Machine Takeover: How jobs and stores are being replaced by technology


By Anya Sczerzenie

Imagine this— you’re thirty years old, walking to your desk job. When you round the corner to go into your office building, you sense that something is not quite right. And then you see it– in your cubicle, sitting at your desk, is a robot. You’ve been replaced.

Robots taking over the world is a nightmare scenario explored in many science-fiction books and movies, but it may be closer to us than we think. In fact, in some ways, the age of the machine has already started.

Consider this– workers in many jobs are already seeing their positions lost to robots. Manufacturing, for example, is becoming a robot-dominated field. These machines can actually be helpful by reducing the number of injuries and deaths caused by manufacturing work– while machines can be replaced, human lives are priceless. Robots can also work without benefits or paychecks, and are more accurate in their work than humans, which helps to reduce the number of mistakes made and saves time and money for the company. However, there is a flipside to this– which is, of course, the many paying jobs lost to machine labor. In a country with a population growth of 3 million people per year, this is bad news. Manufacturing jobs aren’t even where it ends– it’s likely that some administrative and office jobs will be replaced by robots in the future. So even if you think that desk job is “safe”, it may not be. This poses a problem for new job seekers, and human workers will need to gain more computer and technology-based skills in order to survive in the shrinking job market of the future.

Machines aren’t just working their way into the job field; they’re becoming the stores as well. Recently, big-box stores such as Macy’s, JCPenney, and Sears have closed some of their locations after being in fierce competition with Amazon, the popular online shopping service. Amazon has been doing well lately, with Amazon Prime membership increasing and new ways of delivery (including drone delivery) being developed every day. After a 2016 holiday season which Amazon described as their “best ever”, ordinary stores just can’t compete. While many busy consumers value the convenience, simplicity, and low hassle of online shopping, it can also cause thousands of workers to be laid off at struggling stores and shutter once-successful shopping centers. Soon, people may not have to leave their couches at all to “make a run” to Target or Wal-Mart– which will be convenient for today’s busy consumers, but possibly devastating for the workers who are fired from the Targets and Walmarts that shut down.

If this trend continues, humans will see more and more aspects of our lives replaced by machines and technology in the years to come.
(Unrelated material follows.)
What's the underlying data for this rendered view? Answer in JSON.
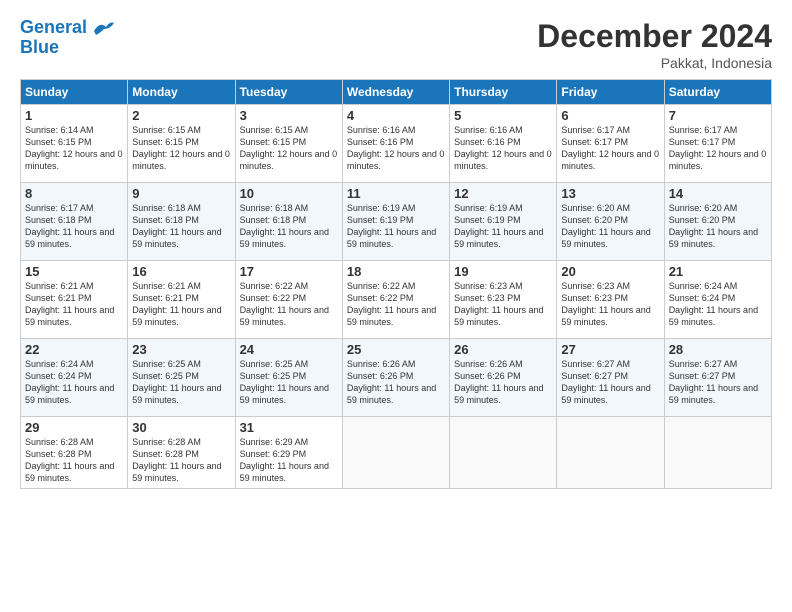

There’s no real way to predict what kind of effect that will have on our society, especially on students who will be going into the job market years from now. If managed right, with people in mind, this technology transition could have positive impacts on people’s lives, but the question is– will they outweigh the negative ones? Above all, we need to be careful to balance people’s convenience with people’s livelihood and risks with benefits. Although some aspects of our technology are changing the world for the better, we need to make sure that in the process we don’t change it for the worse.